This year, several media outlets have ceased publishing, driven to do so by self-censorship and businesspersons being to stop investing in the private media sector. This is the case of the newspaper Liberté, which has been a key player in the Algerian media landscape since its launch in the 1990s. On 6 April 2022, the Société Algérienne d’Édition et de Culture (SAEC) took the decision to dissolve the French-speaking Algerian daily. Its majority shareholder, businessman Issad Rebrab, led this decision. ARTICLE 19 suspects that the reasons for the closure are politically-motivated, as SAEC is a profitable company without financial difficulties. The affair reveals the nature of the political system as well as the vulnerability of the press and the precariousness of the journalistic profession.

The case of the newspaper Liberté is not anodyne. Immediately afterwards, it was the turn of the newspaper El Watan, another major French-speaking Algerian daily.

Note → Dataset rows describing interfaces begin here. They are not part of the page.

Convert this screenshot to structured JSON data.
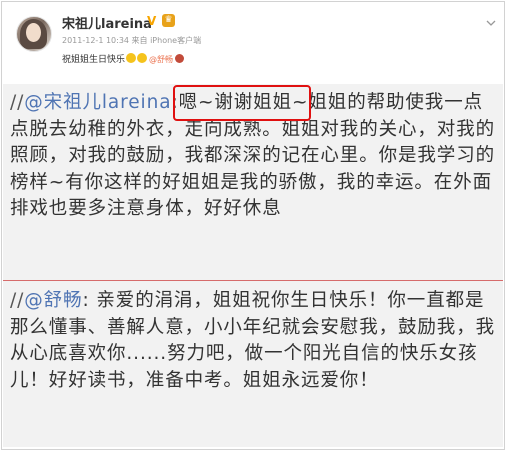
{
  "post": {
    "nickname": "宋祖儿lareina",
    "verified_mark": "V",
    "medal_glyph": "♛",
    "meta": "2011-12-1 10:34 来自 iPhone客户端",
    "short_text": "祝姐姐生日快乐",
    "short_mention": "@舒畅",
    "chevron_icon": "chevron-down-icon"
  },
  "repost": {
    "slash": "//",
    "mention": "@宋祖儿lareina",
    "text": ":嗯~谢谢姐姐~姐姐的帮助使我一点点脱去幼稚的外衣，走向成熟。姐姐对我的关心，对我的照顾，对我的鼓励，我都深深的记在心里。你是我学习的榜样~有你这样的好姐姐是我的骄傲，我的幸运。在外面排戏也要多注意身体，好好休息"
  },
  "original": {
    "slash": "//",
    "mention": "@舒畅",
    "text": ": 亲爱的涓涓，姐姐祝你生日快乐！你一直都是那么懂事、善解人意，小小年纪就会安慰我，鼓励我，我从心底喜欢你......努力吧，做一个阳光自信的快乐女孩儿！好好读书，准备中考。姐姐永远爱你！"
  },
  "colors": {
    "mention": "#4f74b3",
    "highlight_box": "#e01010",
    "divider": "#d66b6b",
    "verified": "#f7a500"
  }
}
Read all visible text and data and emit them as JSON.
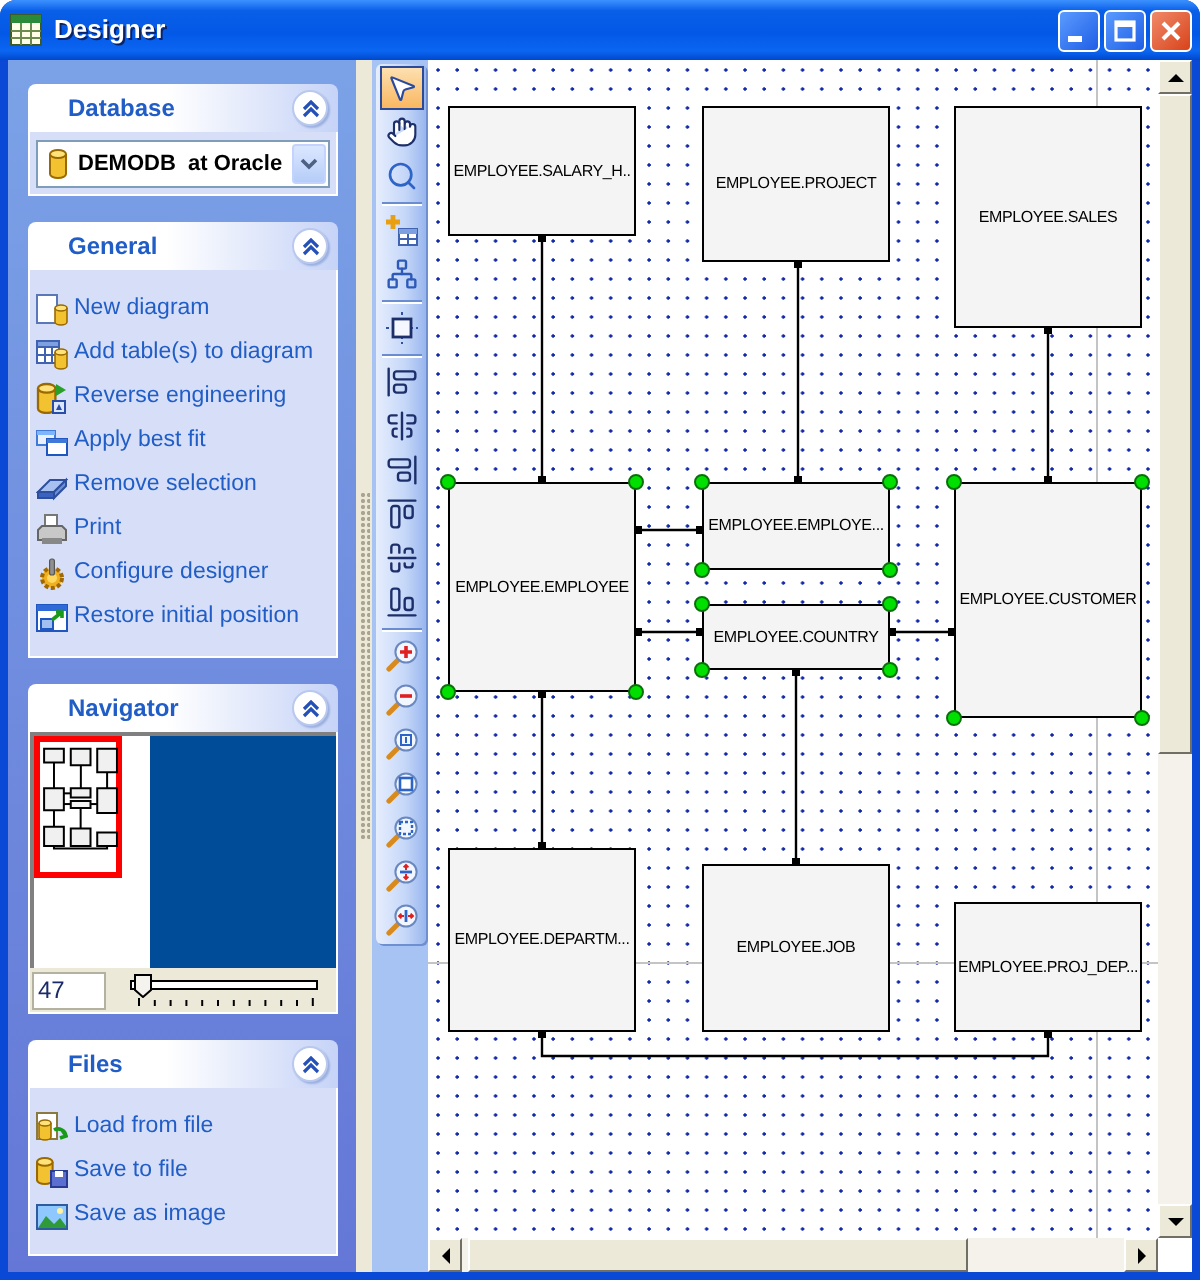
{
  "window": {
    "title": "Designer"
  },
  "sidebar": {
    "panels": [
      {
        "kind": "database",
        "title": "Database",
        "expanded": true,
        "database": "DEMODB  at Oracle"
      },
      {
        "kind": "links",
        "title": "General",
        "expanded": true,
        "items": [
          "New diagram",
          "Add table(s) to diagram",
          "Reverse engineering",
          "Apply best fit",
          "Remove selection",
          "Print",
          "Configure designer",
          "Restore initial position"
        ]
      },
      {
        "kind": "navigator",
        "title": "Navigator",
        "expanded": true,
        "zoom": "47",
        "zoom_slider": {
          "level": 0.02
        }
      },
      {
        "kind": "links",
        "title": "Files",
        "expanded": true,
        "items": [
          "Load from file",
          "Save to file",
          "Save as image"
        ]
      }
    ]
  },
  "toolbar": {
    "groups": [
      {
        "tools": [
          {
            "kind": "pointer",
            "selected": true
          },
          {
            "kind": "hand",
            "selected": false
          },
          {
            "kind": "zoom",
            "selected": false
          }
        ]
      },
      {
        "tools": [
          {
            "kind": "add_table",
            "selected": false
          },
          {
            "kind": "layout",
            "selected": false
          }
        ]
      },
      {
        "tools": [
          {
            "kind": "fit",
            "selected": false
          }
        ]
      },
      {
        "tools": [
          {
            "kind": "align_left",
            "selected": false
          },
          {
            "kind": "align_center",
            "selected": false
          },
          {
            "kind": "align_right",
            "selected": false
          },
          {
            "kind": "align_top",
            "selected": false
          },
          {
            "kind": "align_middle",
            "selected": false
          },
          {
            "kind": "align_bottom",
            "selected": false
          }
        ]
      },
      {
        "tools": [
          {
            "kind": "zoom_in",
            "selected": false
          },
          {
            "kind": "zoom_out",
            "selected": false
          },
          {
            "kind": "zoom_actual",
            "selected": false
          },
          {
            "kind": "zoom_fit",
            "selected": false
          },
          {
            "kind": "zoom_selection",
            "selected": false
          },
          {
            "kind": "zoom_height",
            "selected": false
          },
          {
            "kind": "zoom_width",
            "selected": false
          }
        ]
      }
    ]
  },
  "diagram": {
    "tables": [
      {
        "name": "EMPLOYEE.SALARY_H..",
        "selected": false
      },
      {
        "name": "EMPLOYEE.PROJECT",
        "selected": false
      },
      {
        "name": "EMPLOYEE.SALES",
        "selected": false
      },
      {
        "name": "EMPLOYEE.EMPLOYEE",
        "selected": true
      },
      {
        "name": "EMPLOYEE.EMPLOYE...",
        "selected": true
      },
      {
        "name": "EMPLOYEE.COUNTRY",
        "selected": true
      },
      {
        "name": "EMPLOYEE.CUSTOMER",
        "selected": true
      },
      {
        "name": "EMPLOYEE.DEPARTM...",
        "selected": false
      },
      {
        "name": "EMPLOYEE.JOB",
        "selected": false
      },
      {
        "name": "EMPLOYEE.PROJ_DEP...",
        "selected": false
      }
    ]
  }
}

El Watan was deprived of advertising, its bank accounts were blocked and it found itself under fiscal adjustment. Its contract with the Agence Nationale d’Edition et de Publicité (ANEP), the main distributor of state advertising, was unilaterally broken by the latter, and El Watan has not been able to pay its journalists since January 2022. Although these journalists have denounced this policy of silencing newspapers in communiqués published on the social network Facebook, the authorities remain silent and refuse any financial aid to the newspaper in order to prevent it from disappearing.

In his statement to the newspaper Le Monde, Mohamed Tahar Messaoudi, the director of publication for El Watan, notes with bitterness that El Watan is ‘heading towards definitive closure’, predicting the end of its ‘intellectual adventure’.

ARTICLE 19 reminds Algeria of its commitments to preserve media freedom. Article 54 of the Algerian Constitution guarantees press freedom. Moreover, the Human Rights Council has underlined in its General Comment No. 34 the role States have in promoting media plurality. Under international standards on freedom of expression, states have a positive obligation to adopt a legal and regulatory framework that allows for the development of a free, independent and pluralistic media landscape. ARTICLE 19 calls on the Algerian authorities to ensure that the allocation of public subsidies to the media is organised in a clear and transparent manner within a legal framework that preserves the independence of the media.8

5. Journalism, a high-risk job 

At least 14 journalists are under judicial proceedings. Four are in detention. We are witnessing an escalation of repression.9

Several journalists were arrested and convicted, including Rabeh KarécheHassan Bouras and Mohamed Mouloudj, who were arrested by the police and charged with belonging to a terrorist organisation and/or disseminating false information and undermining national unity under the provisions of Article 87 bis. 

Khaled Drareni, a journalist and Reporters Sans Frontieres representative in North Africa, states, ‘The obvious regression of press freedom in Algeria now raises the question of the very possibility of exercising journalism in this country. The judicial pressure maintained by the authorities on media professionals creates a climate of fear that pushes them to self-censorship and renunciation.’10

ARTICLE 19 reminds the Algerian authorities of the importance of ensuring journalists and media professionals have the ability to work freely, independently and safely, without hindrance, threats or violent reprisals. Journalists play a vital role in democracy, in the flow of information, and in the promotion and protection of human rights, and their interaction with public opinion is a vital part of these safeguards.